December 1975, with membership constantly growing and now numbering about 1,500 the congregation was constantly pressed for space and it was realized that more room was needed. The sanctuary was too small, the fellowship room was small, class rooms and choir rooms were inadequate. The west end of the building was in dire need of repairs many of them major. The outside was brick veneer over wood frame and this frame was rotted. At a meeting on Dec. 23rd after much discussion the congregation voted overwhelmingly to undertake a new building campaign to replace the entire west end of the church.

December 12th 1976: A groundbreaking ceremony was held following the morning worship service. It was the 12th day of the 12th month at 12 noon. It was also the 12th year at St. Paul's for the Rev. William R. McClelland.

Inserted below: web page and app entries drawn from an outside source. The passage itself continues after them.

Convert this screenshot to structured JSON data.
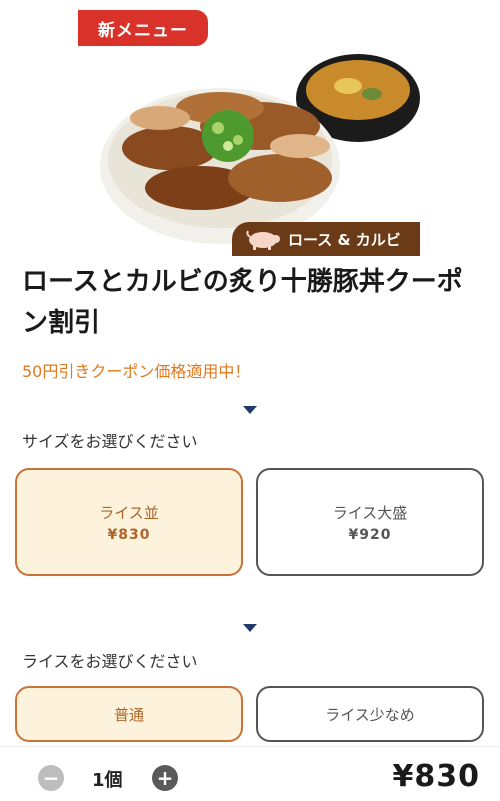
{
  "hero": {
    "badge": "新メニュー",
    "tag": "ロース & カルビ"
  },
  "product": {
    "title": "ロースとカルビの炙り十勝豚丼クーポン割引",
    "promo": "50円引きクーポン価格適用中！"
  },
  "size_section": {
    "label": "サイズをお選びください",
    "options": [
      {
        "name": "ライス並",
        "price": "¥830",
        "selected": true
      },
      {
        "name": "ライス大盛",
        "price": "¥920",
        "selected": false
      }
    ]
  },
  "rice_section": {
    "label": "ライスをお選びください",
    "options": [
      {
        "name": "普通",
        "selected": true
      },
      {
        "name": "ライス少なめ",
        "selected": false
      }
    ]
  },
  "footer": {
    "minus": "−",
    "plus": "+",
    "quantity": "1個",
    "total": "¥830"
  },
  "colors": {
    "accent": "#c8733a",
    "selected_bg": "#fdf2dc",
    "promo": "#e07a1f",
    "badge_red": "#d9322a",
    "tag_brown": "#6b3a17"
  }
}
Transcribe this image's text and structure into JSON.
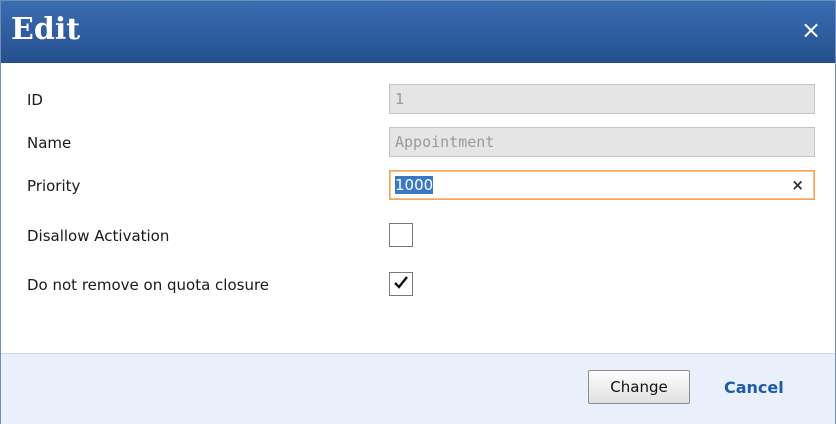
{
  "dialog": {
    "title": "Edit",
    "close_icon": "×"
  },
  "form": {
    "id_label": "ID",
    "id_value": "1",
    "name_label": "Name",
    "name_value": "Appointment",
    "priority_label": "Priority",
    "priority_value": "1000",
    "priority_clear_icon": "×",
    "disallow_label": "Disallow Activation",
    "disallow_checked": false,
    "quota_label": "Do not remove on quota closure",
    "quota_checked": true
  },
  "footer": {
    "change_label": "Change",
    "cancel_label": "Cancel"
  },
  "colors": {
    "titlebar": "#2e5d9f",
    "footer": "#e9f0fb",
    "focus_border": "#f4a460",
    "link": "#1f5aa8"
  }
}
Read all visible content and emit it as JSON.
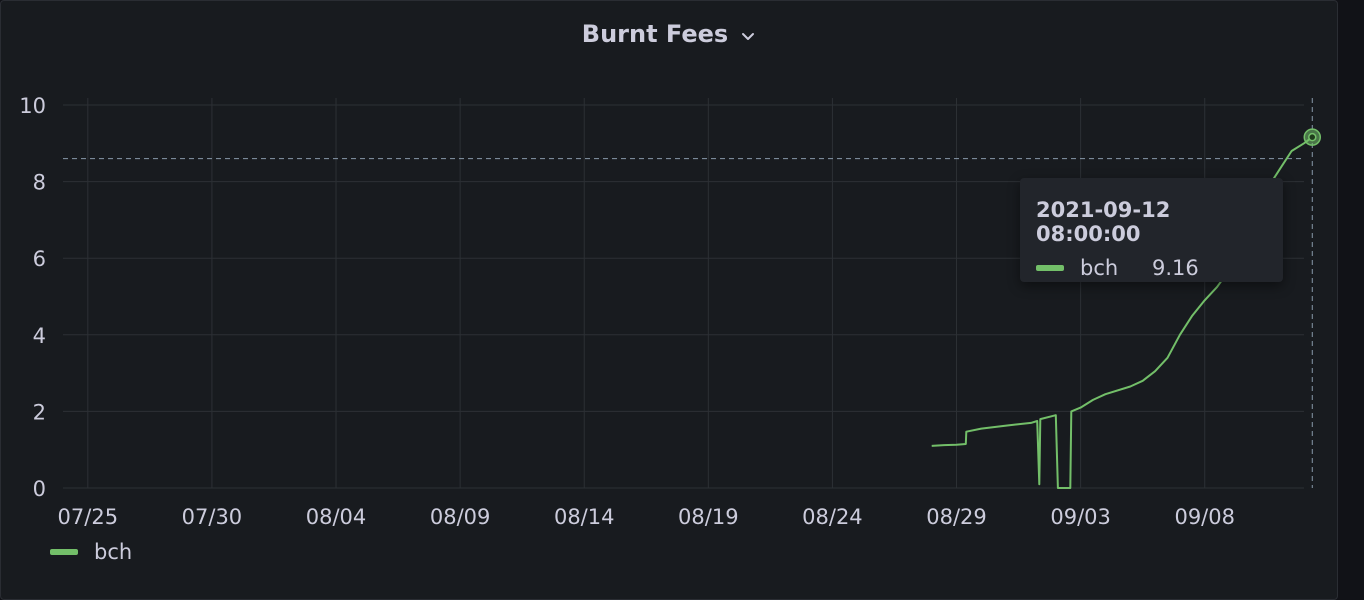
{
  "panel": {
    "title": "Burnt Fees"
  },
  "colors": {
    "background": "#181b1f",
    "grid": "#2c3035",
    "text": "#ccccdc",
    "series": "#73bf69",
    "crosshair": "#8899aa"
  },
  "chart_data": {
    "type": "line",
    "title": "Burnt Fees",
    "xlabel": "",
    "ylabel": "",
    "x_start": "2021-07-25",
    "x_range": [
      "2021-07-24",
      "2021-09-12"
    ],
    "x_ticks": [
      "07/25",
      "07/30",
      "08/04",
      "08/09",
      "08/14",
      "08/19",
      "08/24",
      "08/29",
      "09/03",
      "09/08"
    ],
    "ylim": [
      0,
      10
    ],
    "y_ticks": [
      0,
      2,
      4,
      6,
      8,
      10
    ],
    "grid": true,
    "legend_position": "bottom-left",
    "series": [
      {
        "name": "bch",
        "color": "#73bf69",
        "points": [
          [
            "2021-08-28",
            1.1
          ],
          [
            "2021-08-28T12:00",
            1.12
          ],
          [
            "2021-08-29",
            1.13
          ],
          [
            "2021-08-29T09:00",
            1.15
          ],
          [
            "2021-08-29T09:30",
            1.47
          ],
          [
            "2021-08-30",
            1.55
          ],
          [
            "2021-08-31",
            1.63
          ],
          [
            "2021-09-01",
            1.7
          ],
          [
            "2021-09-01T06:00",
            1.75
          ],
          [
            "2021-09-01T08:00",
            0.1
          ],
          [
            "2021-09-01T09:00",
            1.8
          ],
          [
            "2021-09-02",
            1.9
          ],
          [
            "2021-09-02T02:00",
            0.0
          ],
          [
            "2021-09-02T14:00",
            0.0
          ],
          [
            "2021-09-02T15:00",
            2.0
          ],
          [
            "2021-09-03",
            2.1
          ],
          [
            "2021-09-03T12:00",
            2.3
          ],
          [
            "2021-09-04",
            2.45
          ],
          [
            "2021-09-05",
            2.65
          ],
          [
            "2021-09-05T12:00",
            2.8
          ],
          [
            "2021-09-06",
            3.05
          ],
          [
            "2021-09-06T12:00",
            3.4
          ],
          [
            "2021-09-07",
            4.0
          ],
          [
            "2021-09-07T12:00",
            4.5
          ],
          [
            "2021-09-08",
            4.9
          ],
          [
            "2021-09-08T12:00",
            5.25
          ],
          [
            "2021-09-09",
            5.7
          ],
          [
            "2021-09-09T12:00",
            6.3
          ],
          [
            "2021-09-10",
            7.1
          ],
          [
            "2021-09-10T12:00",
            7.8
          ],
          [
            "2021-09-11",
            8.3
          ],
          [
            "2021-09-11T12:00",
            8.8
          ],
          [
            "2021-09-12",
            9.0
          ],
          [
            "2021-09-12T08:00",
            9.16
          ]
        ]
      }
    ],
    "hover": {
      "time": "2021-09-12 08:00:00",
      "series": "bch",
      "value": "9.16",
      "y_crosshair": 8.6
    }
  }
}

December 4th 1977: The new west wing of the church was already in use and special cornerstone laying ceremonies were held as part of the morning worship service. Special music led the congregation outside at which time the Rev. McClelland and the Superintendent Dr. Robert Beyer, conducted the ceremonies.

1992: The first few praise services were experimented with at evening dates. These services were an outgrowth of prayer groups led by Michael Badger, Richard Hendrickson, Stephen Mugglin and George Robson IV. As summer approached separate commitments led the leaders in different directions away from continuing this exercise.

1993-1994: Youth Minister Drew Dyson had the desire for a praise service in the spring of 1993 but lacked the proper tools and support until Pastor Charles Root approached him and the newly arrived student minister, Ronald Sager, about beginning a morning contemporary service in the Spring/Summer of 1994. Doug Dyson (another student minister) began as worship leader with some pre-recorded music. By week/service #2, Stephen Mugglin "signed on" as accompanist to better formulate what songs and arrangements would be tackled by the new "team" formulating. George Robson IV (like Mugglin) had previously had to refuse Drew Dyson's invitations because of time commitment concerns, but when more musicians were involved the workload was viewed as a shared task (though this was often only in theory).

Summer of 1999: The first St. Paul's Pavilion Praise Service is held at the Ocean Grove Boardwalk Pavilion. Average Sunday attendance this first summer was 127.

2005: A large screen was installed in the sanctuary to aid in worship & to better present the Gospel of Jesus Christ to an increasingly multimedia and visually stimulated world.

2006-2008: The board of Trustees under the leadership of Norman Harris embarked on the monumental task of repairing a well worn building after 30 years since the last major building project. Much was accomplished with much still to be done as the ministry of the church once again outgrows the space of the building. We know that if it is God's will He will provide what is needed as we continue to be "All at it and always at it."

Summer of 2008: The tenth year of "Pavilion Praise @ 9" had an average attendance of 537 people with one Sunday having 727 in attendance. Every week there were people accepting Christ as their Savior. God has blessed this service with much growth as we stay faithful to Him in reaching out in love to all who walk, jog, or ride their bikes on the boardwalk.

And so the story continues, and you are invited to be a part of our story, whether it's for a minute, an hour, a day, a Summer, or a lifetime. Come and learn who Jesus is and how He can change your life, come grow closer to Jesus with us, and come join us in bringing Jesus to others. So if you are in the Ocean Grove area stop by the Boardwalk Pavilion Sunday's at 9AM during the summer or at 80 Embury Avenue the rest of the year.